Authors: {'items': [{'email': 'kelsietaylor137@gmail.com', 'id': 'Taylor-Kelsie-Reed', 'name': {'family': 'Taylor', 'given': 'Kelsie'}, 'orcid': '0009-0001-7510-2306', 'show_email': 'YES'}]}
Year: 2023
DOI: 10.7907/ztpg-z092
The renormalization group (RG) is an essential technique in statistical physics and quantum field theory, which considers scale-invariant properties of physical theories and how these theories’ parameters change with scaling. Deep learning is a powerful computational technique that uses multi-layered neural networks to solve a myriad of complicated problems. Previous research suggests the possibility that unsupervised deep learning may be a form of RG flow, by being a layer-by-layer coarse graining of the original data. We examined this connection on a more rigorous basis for the simple example of Kadanoff block renormalization of the 2D nearest-neighbor Ising model, with our deep learning accomplished via Restricted Boltzmann Machines (RBMs). We developed extensive renormalization techniques for the 1D and 2D Ising model to provide a baseline for comparison.
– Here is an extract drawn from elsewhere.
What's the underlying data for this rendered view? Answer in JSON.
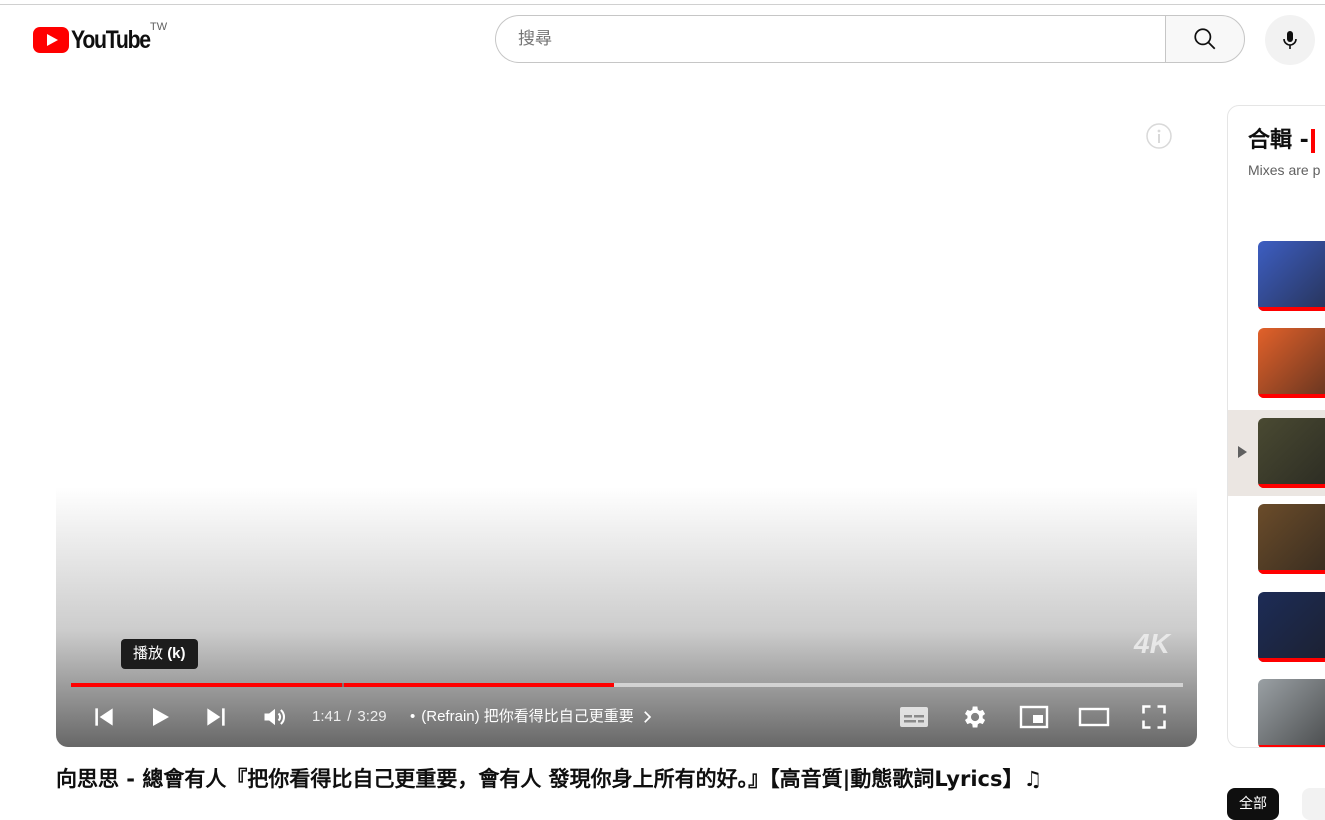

For the 1D Ising model, we successfully used Adam optimization on a correlation length loss function to learn the group flow; yielding results consistent with the analytical model for infinite N. For the 2D Ising model, we successfully generated Ising model samples using the Wolff algorithm, and performed the group flow using a quasi-deterministic method, validating these results by calculating the critical exponent \nu. We then examined RBM learning of the Ising model layer by layer, finding a blocking structure in the learning that is qualitatively similar to RG. Lastly, we directly compared the weights of each layer from the learning to Ising spin renormalization, but found quantitative inconsistencies for the simple case of nearest-neighbor Ising models.https://thesis.library.caltech.edu/id/eprint/15230